Postsecondary nursing instructors teach various aspects of patient care in classrooms and in clinical settings. They're teaching includes demonstrating patient care in hospital and clinics. Some instructors combine teaching with research. They teach undergraduate and graduate students subjects such as community healthcare, mental health nursing and pharmacology. Often, they supervise their students internships and research work.
The instructors need good communication and organization skills. They must stay current with the latest technologies and information by attending professional conferences and reading literature. In addition, some nursing instructors are involved with recruiting students.
- Prepare course materials
- Supervise the students' clinical and laboratory work
- Discuss with colleagues teaching and research topics
- Offer students advice regarding academic issues
- Provide career advice
- Maintain office hours to assist students
- Moderate classroom discussions
- Evaluate students' work and provide grades
- Revise the course content and methods of instruction
- Maintain student records
Typically, full-time nursing instructors have flexible work schedules. Depending on the education setting, some instructors have classes at night and during the weekends, especially at community colleges and schools that have a large number of working adult students. Some of the instructors teach on a part-time basis.

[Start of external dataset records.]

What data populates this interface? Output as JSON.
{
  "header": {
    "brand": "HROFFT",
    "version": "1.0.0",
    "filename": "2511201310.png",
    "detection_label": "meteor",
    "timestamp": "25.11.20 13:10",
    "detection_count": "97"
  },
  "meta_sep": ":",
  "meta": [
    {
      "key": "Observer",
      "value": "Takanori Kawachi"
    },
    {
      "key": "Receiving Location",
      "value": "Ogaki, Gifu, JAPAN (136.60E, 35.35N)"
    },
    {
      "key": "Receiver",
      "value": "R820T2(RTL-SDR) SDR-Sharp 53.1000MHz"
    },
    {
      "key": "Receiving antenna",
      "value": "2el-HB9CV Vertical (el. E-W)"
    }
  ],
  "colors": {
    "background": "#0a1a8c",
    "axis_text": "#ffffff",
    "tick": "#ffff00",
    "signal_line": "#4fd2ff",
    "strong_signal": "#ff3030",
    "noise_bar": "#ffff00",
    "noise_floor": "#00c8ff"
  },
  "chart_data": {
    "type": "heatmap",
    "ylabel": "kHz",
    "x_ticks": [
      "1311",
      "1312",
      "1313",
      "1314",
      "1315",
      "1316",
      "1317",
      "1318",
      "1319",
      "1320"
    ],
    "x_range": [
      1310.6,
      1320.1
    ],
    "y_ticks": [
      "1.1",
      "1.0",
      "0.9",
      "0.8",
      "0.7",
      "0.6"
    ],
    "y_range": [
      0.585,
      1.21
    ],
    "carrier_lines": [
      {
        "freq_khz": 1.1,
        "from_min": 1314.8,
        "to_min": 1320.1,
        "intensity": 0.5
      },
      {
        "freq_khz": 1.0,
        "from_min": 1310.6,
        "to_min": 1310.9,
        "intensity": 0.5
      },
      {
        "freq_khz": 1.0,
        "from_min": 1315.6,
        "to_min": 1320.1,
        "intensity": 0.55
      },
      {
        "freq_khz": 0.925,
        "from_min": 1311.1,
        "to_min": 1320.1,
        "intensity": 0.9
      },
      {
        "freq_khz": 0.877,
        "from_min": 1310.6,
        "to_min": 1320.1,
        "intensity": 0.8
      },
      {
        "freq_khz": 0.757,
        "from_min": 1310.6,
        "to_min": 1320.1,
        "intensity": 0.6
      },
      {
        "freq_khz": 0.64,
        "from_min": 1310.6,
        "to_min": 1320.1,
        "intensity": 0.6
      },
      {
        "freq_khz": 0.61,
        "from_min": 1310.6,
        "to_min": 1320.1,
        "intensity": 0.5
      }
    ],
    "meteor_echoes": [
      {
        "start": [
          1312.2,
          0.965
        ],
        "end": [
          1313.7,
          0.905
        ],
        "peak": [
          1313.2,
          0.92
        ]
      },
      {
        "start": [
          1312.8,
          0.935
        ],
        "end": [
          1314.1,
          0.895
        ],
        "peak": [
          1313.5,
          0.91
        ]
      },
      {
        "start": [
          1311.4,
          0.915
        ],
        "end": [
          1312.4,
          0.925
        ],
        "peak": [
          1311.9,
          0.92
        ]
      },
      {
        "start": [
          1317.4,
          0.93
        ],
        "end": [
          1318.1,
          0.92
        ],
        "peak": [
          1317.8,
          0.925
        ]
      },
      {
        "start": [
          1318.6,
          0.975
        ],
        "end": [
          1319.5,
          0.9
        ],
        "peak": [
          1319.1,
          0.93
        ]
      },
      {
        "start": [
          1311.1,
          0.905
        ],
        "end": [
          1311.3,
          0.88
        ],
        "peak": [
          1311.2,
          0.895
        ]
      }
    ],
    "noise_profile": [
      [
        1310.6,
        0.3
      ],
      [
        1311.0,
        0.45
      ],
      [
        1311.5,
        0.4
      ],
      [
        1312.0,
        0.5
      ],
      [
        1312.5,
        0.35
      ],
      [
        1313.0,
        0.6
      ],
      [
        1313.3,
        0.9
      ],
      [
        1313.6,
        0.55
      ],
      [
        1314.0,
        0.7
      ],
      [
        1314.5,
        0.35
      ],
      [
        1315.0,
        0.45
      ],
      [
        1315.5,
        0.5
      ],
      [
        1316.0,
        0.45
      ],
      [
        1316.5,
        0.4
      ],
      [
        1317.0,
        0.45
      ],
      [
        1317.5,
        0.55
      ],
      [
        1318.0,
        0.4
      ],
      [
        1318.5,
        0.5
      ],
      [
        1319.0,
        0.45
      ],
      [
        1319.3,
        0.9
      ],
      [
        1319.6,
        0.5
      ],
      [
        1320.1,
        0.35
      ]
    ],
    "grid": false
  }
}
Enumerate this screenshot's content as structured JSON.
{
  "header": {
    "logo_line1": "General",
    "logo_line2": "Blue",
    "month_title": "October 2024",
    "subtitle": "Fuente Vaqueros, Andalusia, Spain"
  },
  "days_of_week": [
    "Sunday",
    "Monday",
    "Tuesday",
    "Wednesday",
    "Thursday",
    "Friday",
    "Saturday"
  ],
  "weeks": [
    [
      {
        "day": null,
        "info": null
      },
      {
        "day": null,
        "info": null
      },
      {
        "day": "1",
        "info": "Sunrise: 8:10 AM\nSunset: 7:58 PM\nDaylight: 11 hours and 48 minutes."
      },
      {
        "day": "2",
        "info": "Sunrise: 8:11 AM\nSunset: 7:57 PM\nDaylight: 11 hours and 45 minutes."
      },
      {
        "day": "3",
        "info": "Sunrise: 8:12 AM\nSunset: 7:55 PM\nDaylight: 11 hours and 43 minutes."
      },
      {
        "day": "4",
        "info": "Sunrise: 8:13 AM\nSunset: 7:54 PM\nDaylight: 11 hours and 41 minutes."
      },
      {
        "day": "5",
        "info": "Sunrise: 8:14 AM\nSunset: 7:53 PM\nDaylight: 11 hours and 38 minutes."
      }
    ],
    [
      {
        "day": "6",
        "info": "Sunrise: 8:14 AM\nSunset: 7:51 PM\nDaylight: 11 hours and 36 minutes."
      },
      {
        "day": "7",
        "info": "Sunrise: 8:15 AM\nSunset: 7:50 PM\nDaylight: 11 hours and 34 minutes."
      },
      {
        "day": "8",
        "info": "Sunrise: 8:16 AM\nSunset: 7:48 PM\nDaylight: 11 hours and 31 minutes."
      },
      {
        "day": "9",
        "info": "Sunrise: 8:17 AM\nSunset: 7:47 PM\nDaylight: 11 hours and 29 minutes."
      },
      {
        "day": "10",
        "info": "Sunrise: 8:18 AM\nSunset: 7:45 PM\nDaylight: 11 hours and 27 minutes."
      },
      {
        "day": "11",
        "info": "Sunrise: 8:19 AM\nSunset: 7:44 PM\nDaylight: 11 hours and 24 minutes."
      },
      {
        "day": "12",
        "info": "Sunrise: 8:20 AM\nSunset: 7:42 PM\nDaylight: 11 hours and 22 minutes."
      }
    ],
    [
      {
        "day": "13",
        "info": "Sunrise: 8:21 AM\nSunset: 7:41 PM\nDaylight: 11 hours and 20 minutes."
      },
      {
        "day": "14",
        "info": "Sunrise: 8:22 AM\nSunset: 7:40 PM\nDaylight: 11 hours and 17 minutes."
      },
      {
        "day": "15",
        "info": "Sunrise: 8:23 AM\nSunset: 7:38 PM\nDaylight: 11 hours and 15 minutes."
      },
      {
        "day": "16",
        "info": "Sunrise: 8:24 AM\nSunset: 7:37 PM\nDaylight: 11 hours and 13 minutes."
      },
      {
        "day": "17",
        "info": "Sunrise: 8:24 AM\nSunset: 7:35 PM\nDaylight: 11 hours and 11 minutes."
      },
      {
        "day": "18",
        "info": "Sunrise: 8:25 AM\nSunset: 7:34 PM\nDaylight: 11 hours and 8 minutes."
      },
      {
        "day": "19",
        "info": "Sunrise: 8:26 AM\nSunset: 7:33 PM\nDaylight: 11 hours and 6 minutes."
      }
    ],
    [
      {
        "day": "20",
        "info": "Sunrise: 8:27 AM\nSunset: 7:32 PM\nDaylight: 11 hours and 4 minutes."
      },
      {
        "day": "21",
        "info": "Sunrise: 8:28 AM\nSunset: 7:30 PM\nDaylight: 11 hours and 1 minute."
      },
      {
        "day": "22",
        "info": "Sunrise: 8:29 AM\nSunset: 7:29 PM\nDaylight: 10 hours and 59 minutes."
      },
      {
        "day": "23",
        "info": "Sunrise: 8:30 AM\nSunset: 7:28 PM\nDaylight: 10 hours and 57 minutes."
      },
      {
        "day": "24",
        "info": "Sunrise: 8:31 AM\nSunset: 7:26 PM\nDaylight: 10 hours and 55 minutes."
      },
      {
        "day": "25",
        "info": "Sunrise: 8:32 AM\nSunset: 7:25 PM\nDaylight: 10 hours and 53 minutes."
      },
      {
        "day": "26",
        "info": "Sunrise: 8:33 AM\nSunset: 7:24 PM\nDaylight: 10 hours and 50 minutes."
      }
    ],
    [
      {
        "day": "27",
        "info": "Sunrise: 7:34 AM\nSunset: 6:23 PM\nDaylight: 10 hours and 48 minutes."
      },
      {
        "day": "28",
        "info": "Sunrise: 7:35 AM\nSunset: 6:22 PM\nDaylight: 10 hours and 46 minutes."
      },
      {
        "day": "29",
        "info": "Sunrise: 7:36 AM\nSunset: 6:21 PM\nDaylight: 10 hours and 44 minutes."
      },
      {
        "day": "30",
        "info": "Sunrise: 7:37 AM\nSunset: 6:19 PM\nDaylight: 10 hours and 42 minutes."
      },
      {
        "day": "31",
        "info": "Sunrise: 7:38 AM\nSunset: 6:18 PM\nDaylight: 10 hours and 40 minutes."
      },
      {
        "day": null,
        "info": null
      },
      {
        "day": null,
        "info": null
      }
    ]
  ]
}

Most colleges require their instructors to teach nine months per year. They're usually required to teach in classrooms from 12 to 16 hours each week and attend meetings. Most instructors provide office hours to assist students, which typically include three to six hours of their time each week. Beyond classroom time and office hours the instructors can mostly choose when they work and how much time to allocate to their various tasks.
In 2006 there were approximately 46,000 nursing instructor positions. In 2006, the median earnings for postsecondary nursing instructors was approximately $57,500. The middle 50 percent earned from $43,800 to $70,200. The wages for postsecondary nursing instructors vary by the type of school, the location and the school's ranking. In general, instructors at four-year colleges earn more than those teaching at community colleges.
Some instructors earn additional income from non-teaching work such as providing consultation services to government agencies and pertinent industries. In addition, the growth rate for the profession is expected to be faster than the average for all other types of employment.
Education, Certification, and Licensing
A master's degree is required for employment as a postsecondary nursing instructor. Some colleges and universities prefer to hire instructors with doctoral degrees for full-time teaching positions.
Colleges, universities, professional schools and junior colleges are the major employers for postsecondary nursing instructors.
Schools for Postsecondary Nursing Instructors are listed in the Browse Schools Section.